Start of Data provided

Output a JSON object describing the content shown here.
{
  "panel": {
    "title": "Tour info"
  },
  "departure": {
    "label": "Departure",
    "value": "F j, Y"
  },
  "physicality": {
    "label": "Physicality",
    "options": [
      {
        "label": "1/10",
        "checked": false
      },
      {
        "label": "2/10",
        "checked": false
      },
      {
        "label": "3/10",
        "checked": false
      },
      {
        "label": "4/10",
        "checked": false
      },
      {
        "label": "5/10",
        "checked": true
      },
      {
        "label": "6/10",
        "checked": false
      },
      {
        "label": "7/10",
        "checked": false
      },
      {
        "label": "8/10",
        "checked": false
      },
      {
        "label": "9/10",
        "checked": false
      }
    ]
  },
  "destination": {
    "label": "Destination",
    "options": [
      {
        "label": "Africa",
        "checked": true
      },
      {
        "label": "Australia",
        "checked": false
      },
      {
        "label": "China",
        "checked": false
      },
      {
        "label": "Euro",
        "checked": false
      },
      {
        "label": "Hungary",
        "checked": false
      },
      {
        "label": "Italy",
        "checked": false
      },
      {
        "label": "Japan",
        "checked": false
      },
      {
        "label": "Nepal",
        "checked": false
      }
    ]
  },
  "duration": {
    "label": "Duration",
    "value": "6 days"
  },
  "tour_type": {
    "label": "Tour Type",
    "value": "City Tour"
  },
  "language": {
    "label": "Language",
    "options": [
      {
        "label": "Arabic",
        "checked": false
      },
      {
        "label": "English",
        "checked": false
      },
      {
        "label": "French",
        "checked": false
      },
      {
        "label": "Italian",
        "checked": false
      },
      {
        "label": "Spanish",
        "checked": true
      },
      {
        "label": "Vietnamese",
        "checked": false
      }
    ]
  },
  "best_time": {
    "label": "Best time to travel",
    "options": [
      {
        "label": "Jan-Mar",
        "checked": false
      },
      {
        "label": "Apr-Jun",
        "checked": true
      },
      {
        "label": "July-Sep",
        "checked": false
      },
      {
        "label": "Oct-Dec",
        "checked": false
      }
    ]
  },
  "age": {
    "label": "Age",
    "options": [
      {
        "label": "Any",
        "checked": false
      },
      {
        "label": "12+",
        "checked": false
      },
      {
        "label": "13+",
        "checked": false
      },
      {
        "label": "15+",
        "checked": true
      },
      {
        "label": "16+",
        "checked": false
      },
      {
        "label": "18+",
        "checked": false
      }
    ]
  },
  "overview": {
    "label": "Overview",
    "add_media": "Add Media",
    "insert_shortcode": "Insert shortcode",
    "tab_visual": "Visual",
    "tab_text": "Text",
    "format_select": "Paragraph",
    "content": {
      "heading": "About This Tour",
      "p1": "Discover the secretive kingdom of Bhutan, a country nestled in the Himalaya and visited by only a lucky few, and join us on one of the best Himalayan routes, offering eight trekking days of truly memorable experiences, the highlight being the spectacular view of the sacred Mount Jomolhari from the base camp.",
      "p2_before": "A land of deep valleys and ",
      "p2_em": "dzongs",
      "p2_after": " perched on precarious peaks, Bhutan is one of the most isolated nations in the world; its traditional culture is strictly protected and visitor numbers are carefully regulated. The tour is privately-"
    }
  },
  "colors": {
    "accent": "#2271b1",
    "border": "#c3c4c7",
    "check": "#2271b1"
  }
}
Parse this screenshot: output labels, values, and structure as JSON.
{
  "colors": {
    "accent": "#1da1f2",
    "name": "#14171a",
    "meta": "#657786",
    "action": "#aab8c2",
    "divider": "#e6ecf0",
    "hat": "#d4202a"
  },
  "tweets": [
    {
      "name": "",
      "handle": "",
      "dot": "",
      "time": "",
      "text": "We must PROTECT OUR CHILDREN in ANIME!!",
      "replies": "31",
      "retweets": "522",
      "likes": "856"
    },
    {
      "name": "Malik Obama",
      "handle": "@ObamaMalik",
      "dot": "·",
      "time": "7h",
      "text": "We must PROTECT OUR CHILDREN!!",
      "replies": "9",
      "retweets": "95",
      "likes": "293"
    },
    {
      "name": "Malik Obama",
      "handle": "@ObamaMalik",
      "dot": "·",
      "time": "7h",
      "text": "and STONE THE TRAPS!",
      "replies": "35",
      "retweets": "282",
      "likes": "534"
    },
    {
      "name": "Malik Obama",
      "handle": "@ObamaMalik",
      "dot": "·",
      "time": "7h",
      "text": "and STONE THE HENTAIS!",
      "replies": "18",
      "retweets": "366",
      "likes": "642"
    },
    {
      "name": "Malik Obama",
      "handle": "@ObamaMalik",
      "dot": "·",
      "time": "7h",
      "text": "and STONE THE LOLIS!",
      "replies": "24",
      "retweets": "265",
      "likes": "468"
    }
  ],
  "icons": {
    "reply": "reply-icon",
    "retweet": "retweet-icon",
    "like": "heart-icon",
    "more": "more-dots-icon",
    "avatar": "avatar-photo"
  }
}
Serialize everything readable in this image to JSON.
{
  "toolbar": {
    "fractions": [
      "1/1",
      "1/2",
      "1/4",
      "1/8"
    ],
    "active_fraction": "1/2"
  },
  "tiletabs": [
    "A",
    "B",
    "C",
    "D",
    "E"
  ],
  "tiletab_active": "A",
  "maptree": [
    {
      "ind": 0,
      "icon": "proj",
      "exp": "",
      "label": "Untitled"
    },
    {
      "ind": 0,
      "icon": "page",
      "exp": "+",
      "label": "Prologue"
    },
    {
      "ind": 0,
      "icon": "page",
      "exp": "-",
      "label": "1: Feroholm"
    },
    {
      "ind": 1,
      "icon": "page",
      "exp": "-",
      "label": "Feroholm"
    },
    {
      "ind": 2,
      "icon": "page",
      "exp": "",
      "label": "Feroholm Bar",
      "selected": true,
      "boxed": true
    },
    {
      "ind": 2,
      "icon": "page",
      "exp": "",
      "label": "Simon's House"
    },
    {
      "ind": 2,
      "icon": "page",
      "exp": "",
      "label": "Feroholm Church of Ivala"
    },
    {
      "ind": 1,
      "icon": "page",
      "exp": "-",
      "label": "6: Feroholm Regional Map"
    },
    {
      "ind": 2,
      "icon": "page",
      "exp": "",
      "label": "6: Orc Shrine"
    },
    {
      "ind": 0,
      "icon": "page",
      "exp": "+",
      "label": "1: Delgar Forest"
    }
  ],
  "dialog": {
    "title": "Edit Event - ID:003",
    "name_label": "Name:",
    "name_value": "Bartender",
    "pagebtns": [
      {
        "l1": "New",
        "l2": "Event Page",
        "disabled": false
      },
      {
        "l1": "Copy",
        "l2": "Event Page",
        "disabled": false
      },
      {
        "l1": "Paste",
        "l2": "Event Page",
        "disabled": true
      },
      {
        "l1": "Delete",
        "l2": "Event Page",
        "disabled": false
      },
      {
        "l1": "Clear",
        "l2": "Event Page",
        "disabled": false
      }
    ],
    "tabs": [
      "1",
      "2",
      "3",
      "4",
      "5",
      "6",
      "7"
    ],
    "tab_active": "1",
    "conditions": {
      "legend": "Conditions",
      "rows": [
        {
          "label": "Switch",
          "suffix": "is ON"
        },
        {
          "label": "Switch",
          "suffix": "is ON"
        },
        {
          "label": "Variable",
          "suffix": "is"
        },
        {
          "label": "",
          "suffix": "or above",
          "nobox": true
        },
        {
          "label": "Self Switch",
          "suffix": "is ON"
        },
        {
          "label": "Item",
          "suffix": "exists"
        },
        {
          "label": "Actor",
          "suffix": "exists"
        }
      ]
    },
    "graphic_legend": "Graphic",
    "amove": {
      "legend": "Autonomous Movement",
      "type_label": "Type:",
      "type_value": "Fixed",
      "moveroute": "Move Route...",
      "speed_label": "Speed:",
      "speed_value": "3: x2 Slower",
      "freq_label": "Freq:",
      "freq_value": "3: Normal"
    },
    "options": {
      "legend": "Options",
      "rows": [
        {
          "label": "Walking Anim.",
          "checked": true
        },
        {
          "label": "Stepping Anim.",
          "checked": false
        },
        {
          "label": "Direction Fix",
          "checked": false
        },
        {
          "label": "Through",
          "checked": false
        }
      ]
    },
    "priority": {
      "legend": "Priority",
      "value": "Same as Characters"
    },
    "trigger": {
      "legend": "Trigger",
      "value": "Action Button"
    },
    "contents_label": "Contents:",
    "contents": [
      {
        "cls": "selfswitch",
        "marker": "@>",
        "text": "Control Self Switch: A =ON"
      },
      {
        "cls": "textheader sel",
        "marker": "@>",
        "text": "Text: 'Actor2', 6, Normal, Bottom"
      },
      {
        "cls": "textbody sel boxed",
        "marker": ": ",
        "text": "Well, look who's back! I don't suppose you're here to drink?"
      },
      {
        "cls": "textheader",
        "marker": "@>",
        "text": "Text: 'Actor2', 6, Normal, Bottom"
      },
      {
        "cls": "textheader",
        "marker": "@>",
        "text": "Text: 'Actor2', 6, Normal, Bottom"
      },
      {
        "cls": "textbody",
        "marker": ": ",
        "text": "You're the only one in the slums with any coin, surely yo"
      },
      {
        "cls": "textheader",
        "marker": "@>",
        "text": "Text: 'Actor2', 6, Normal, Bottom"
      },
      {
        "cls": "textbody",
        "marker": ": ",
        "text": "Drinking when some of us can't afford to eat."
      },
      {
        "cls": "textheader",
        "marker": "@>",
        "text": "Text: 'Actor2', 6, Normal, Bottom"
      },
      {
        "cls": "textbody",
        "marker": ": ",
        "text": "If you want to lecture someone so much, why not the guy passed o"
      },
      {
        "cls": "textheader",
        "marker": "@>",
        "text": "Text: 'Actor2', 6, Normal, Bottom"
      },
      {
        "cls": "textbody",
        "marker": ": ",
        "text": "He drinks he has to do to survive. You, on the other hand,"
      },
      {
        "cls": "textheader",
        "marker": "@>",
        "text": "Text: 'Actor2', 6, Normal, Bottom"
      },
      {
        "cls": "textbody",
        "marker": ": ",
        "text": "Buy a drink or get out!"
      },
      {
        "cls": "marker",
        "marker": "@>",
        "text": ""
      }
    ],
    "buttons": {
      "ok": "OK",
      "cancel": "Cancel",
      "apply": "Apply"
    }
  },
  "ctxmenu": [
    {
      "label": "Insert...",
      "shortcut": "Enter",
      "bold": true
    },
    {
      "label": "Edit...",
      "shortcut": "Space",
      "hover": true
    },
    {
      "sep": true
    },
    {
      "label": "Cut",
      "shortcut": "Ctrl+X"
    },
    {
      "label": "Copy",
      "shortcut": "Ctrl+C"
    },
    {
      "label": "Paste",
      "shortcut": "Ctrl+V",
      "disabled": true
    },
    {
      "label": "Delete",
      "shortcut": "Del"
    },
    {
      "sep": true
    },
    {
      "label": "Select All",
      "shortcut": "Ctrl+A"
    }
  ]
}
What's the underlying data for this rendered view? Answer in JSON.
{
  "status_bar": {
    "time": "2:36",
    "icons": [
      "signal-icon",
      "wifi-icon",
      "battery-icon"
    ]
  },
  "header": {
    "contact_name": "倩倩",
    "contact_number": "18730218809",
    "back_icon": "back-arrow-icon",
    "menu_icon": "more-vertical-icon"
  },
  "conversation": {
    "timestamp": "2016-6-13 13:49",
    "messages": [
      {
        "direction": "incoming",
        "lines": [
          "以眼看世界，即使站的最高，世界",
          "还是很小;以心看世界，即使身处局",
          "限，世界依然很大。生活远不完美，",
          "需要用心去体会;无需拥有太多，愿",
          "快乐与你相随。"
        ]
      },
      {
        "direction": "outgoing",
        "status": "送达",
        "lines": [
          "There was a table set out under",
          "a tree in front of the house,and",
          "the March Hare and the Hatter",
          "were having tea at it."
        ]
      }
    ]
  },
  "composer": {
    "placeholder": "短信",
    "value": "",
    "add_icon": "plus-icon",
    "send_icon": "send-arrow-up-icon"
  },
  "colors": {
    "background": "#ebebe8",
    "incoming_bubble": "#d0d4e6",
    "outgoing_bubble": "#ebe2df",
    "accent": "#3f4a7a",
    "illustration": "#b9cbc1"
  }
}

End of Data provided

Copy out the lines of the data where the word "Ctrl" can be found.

**Result of this exercise:**
      "shortcut": "Ctrl+X"
      "shortcut": "Ctrl+C"
      "shortcut": "Ctrl+V",
      "shortcut": "Ctrl+A"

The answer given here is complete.